It was driving from the Kalahari Tented Camp on the Auob River bed that we found a cheetah and her four cubs resting under the shade of a tree a long way off, at the edge of the dunes. An impossible find except for a detail: my wife was with me this time and she spotted them! As we had not had a good sighting of cheetah for quite a while, we stayed with them waiting for some action.
We watched them as they moved from the dunes to the actual dry riverbed, the mother always watchful while the cubs were engaged in a never-ending game of chasing and grabbing each other, already graceful and enjoyable to watch.
After a while, they got under a large tree and they decided to have a rest. Well the mother rested while the youngsters continued with their shenanigans. It was getting rather hot.
When we were considering a return to the coolness of our bungalow we saw, at about one hundred metres downriver a herd of about fifty springbok. They were slowly walking towards one of the waterholes located perhaps two hundred metres up river. We realized that they would need to walk in front of the cheetah so we abandoned our parting idea.
By the time we looked back to the cats, the mother had already spotted the gazelle and she was already alert while the cubs were flat on the ground. Obviously, their playing had been suspended by mom’s orders!
As the springbok got closer we saw the female cheetah crouch and her muscles tense so we knew that an attack was being prepared.
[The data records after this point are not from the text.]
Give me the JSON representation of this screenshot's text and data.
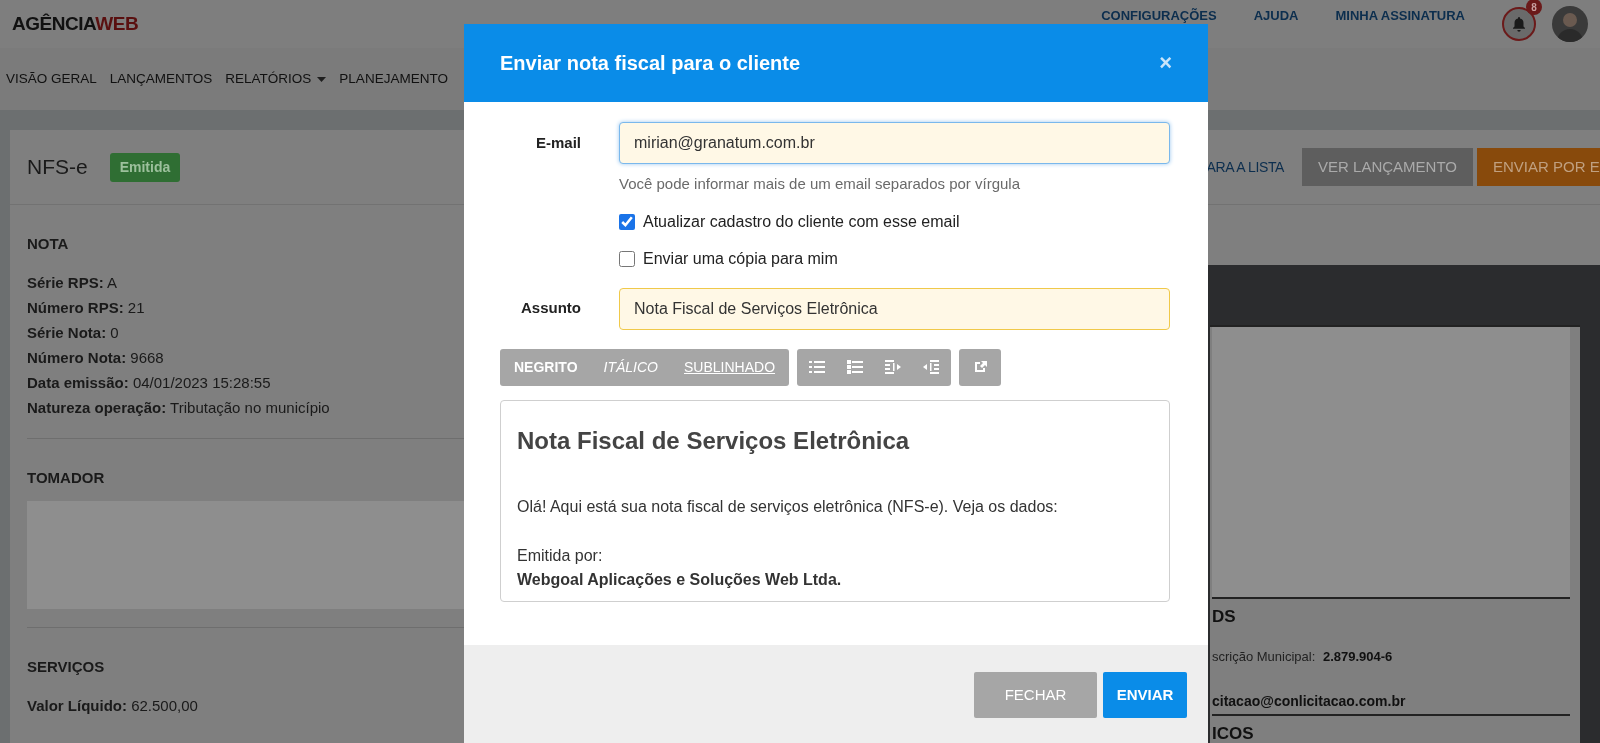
{
  "header": {
    "logo": {
      "primary": "AGÊNCIA",
      "accent": "WEB"
    },
    "links": [
      "CONFIGURAÇÕES",
      "AJUDA",
      "MINHA ASSINATURA"
    ],
    "notifications": {
      "count": "8"
    }
  },
  "nav": [
    {
      "label": "VISÃO GERAL",
      "dropdown": false
    },
    {
      "label": "LANÇAMENTOS",
      "dropdown": false
    },
    {
      "label": "RELATÓRIOS",
      "dropdown": true
    },
    {
      "label": "PLANEJAMENTO",
      "dropdown": false
    }
  ],
  "page": {
    "title": "NFS-e",
    "status": "Emitida",
    "actions": [
      {
        "label": "ARA A LISTA",
        "kind": "link"
      },
      {
        "label": "VER LANÇAMENTO",
        "kind": "secondary"
      },
      {
        "label": "ENVIAR POR E",
        "kind": "warning"
      }
    ],
    "sections": [
      {
        "heading": "NOTA",
        "kind": "fields",
        "fields": [
          "**Série RPS:** A",
          "**Número RPS:** 21",
          "**Série Nota:** 0",
          "**Número Nota:** 9668",
          "**Data emissão:** 04/01/2023 15:28:55",
          "**Natureza operação:** Tributação no município"
        ]
      },
      {
        "heading": "TOMADOR",
        "kind": "blank"
      },
      {
        "heading": "SERVIÇOS",
        "kind": "fields",
        "fields": [
          "**Valor Líquido:** 62.500,00"
        ]
      }
    ]
  },
  "document_preview": {
    "lines": [
      {
        "kind": "heading",
        "text": "DS"
      },
      {
        "kind": "pair",
        "label": "scrição Municipal:",
        "value": "2.879.904-6"
      },
      {
        "kind": "text",
        "text": "citacao@conlicitacao.com.br"
      },
      {
        "kind": "heading",
        "text": "ICOS"
      }
    ]
  },
  "dialog": {
    "title": "Enviar nota fiscal para o cliente",
    "close": "×",
    "email": {
      "label": "E-mail",
      "value": "mirian@granatum.com.br",
      "focused": true,
      "hint": "Você pode informar mais de um email separados por vírgula"
    },
    "options": [
      {
        "label": "Atualizar cadastro do cliente com esse email",
        "checked": true
      },
      {
        "label": "Enviar uma cópia para mim",
        "checked": false
      }
    ],
    "subject": {
      "label": "Assunto",
      "value": "Nota Fiscal de Serviços Eletrônica",
      "focused": false
    },
    "toolbar": [
      {
        "label": "NEGRITO",
        "kind": "bold"
      },
      {
        "label": "ITÁLICO",
        "kind": "italic"
      },
      {
        "label": "SUBLINHADO",
        "kind": "underline"
      }
    ],
    "editor": {
      "heading": "Nota Fiscal de Serviços Eletrônica",
      "paragraphs": [
        [
          {
            "text": "Olá! Aqui está sua nota fiscal de serviços eletrônica (NFS-e). Veja os dados:",
            "bold": false
          }
        ],
        [
          {
            "text": "Emitida por:",
            "bold": false
          },
          {
            "text": "Webgoal Aplicações e Soluções Web Ltda.",
            "bold": true
          }
        ]
      ]
    },
    "buttons": [
      {
        "label": "FECHAR",
        "kind": "secondary"
      },
      {
        "label": "ENVIAR",
        "kind": "primary"
      }
    ]
  }
}
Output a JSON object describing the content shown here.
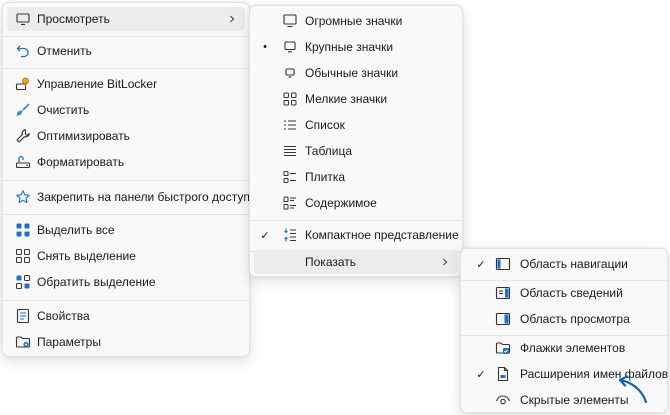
{
  "main_menu": {
    "items": [
      {
        "label": "Просмотреть",
        "icon": "monitor-icon",
        "has_submenu": true
      },
      {
        "label": "Отменить",
        "icon": "undo-icon"
      },
      {
        "label": "Управление BitLocker",
        "icon": "bitlocker-key-icon"
      },
      {
        "label": "Очистить",
        "icon": "broom-icon"
      },
      {
        "label": "Оптимизировать",
        "icon": "wrench-icon"
      },
      {
        "label": "Форматировать",
        "icon": "format-drive-icon"
      },
      {
        "label": "Закрепить на панели быстрого доступа",
        "icon": "star-icon"
      },
      {
        "label": "Выделить все",
        "icon": "select-all-icon"
      },
      {
        "label": "Снять выделение",
        "icon": "select-none-icon"
      },
      {
        "label": "Обратить выделение",
        "icon": "invert-selection-icon"
      },
      {
        "label": "Свойства",
        "icon": "properties-icon"
      },
      {
        "label": "Параметры",
        "icon": "options-folder-icon"
      }
    ]
  },
  "view_menu": {
    "items": [
      {
        "label": "Огромные значки",
        "icon": "extra-large-icons-icon"
      },
      {
        "label": "Крупные значки",
        "icon": "large-icons-icon",
        "marker": "•"
      },
      {
        "label": "Обычные значки",
        "icon": "medium-icons-icon"
      },
      {
        "label": "Мелкие значки",
        "icon": "small-icons-icon"
      },
      {
        "label": "Список",
        "icon": "list-icon"
      },
      {
        "label": "Таблица",
        "icon": "details-icon"
      },
      {
        "label": "Плитка",
        "icon": "tiles-icon"
      },
      {
        "label": "Содержимое",
        "icon": "content-icon"
      },
      {
        "label": "Компактное представление",
        "icon": "compact-view-icon",
        "marker": "✓"
      },
      {
        "label": "Показать",
        "has_submenu": true
      }
    ]
  },
  "show_menu": {
    "items": [
      {
        "label": "Область навигации",
        "icon": "navigation-pane-icon",
        "marker": "✓"
      },
      {
        "label": "Область сведений",
        "icon": "details-pane-icon"
      },
      {
        "label": "Область просмотра",
        "icon": "preview-pane-icon"
      },
      {
        "label": "Флажки элементов",
        "icon": "item-checkboxes-icon"
      },
      {
        "label": "Расширения имен файлов",
        "icon": "file-extension-icon",
        "marker": "✓"
      },
      {
        "label": "Скрытые элементы",
        "icon": "eye-icon"
      }
    ]
  },
  "colors": {
    "accent": "#1f6fc8",
    "annotation_arrow": "#1a5fb4",
    "hover_background": "#ececec",
    "menu_background": "#f9f9f9"
  }
}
The cubs were still invisible! “When is she going to go for them?” I thought while I readied the camera but, most importantly, my eyes to watch what was about to take place.
The springbok were still about fifty metres from the cheetah but, at that point, she started running towards the herd scattering gazelles in all directions. Although she did a beautiful sprint through open ground in front of us, she failed. After a while she walked back towards her waiting cubs that broke their cover to greet her, even when she was “empty-jawed”. I thought that the cheetah charged way too early but, who am I to judge a cheetah charge?
After the dust settled, we saw that the cheetah had split the herd. The lucky ones could continue their disturbed journey towards the water. The unlucky that stayed on the other side stopped for a while and then, reluctantly turned around and slowly retraced their steps. They will need to wait until the cheetah moved off to resume their quest.
The five cheetahs returned to the shade and they were still there when we finally left them after a few fine hours of fine wildlife watching. The following morning, while driving to our next camp, we saw them again, not far off, their black and slender silhouettes against the early morning sky.
Reblogged this on Janet’s thread.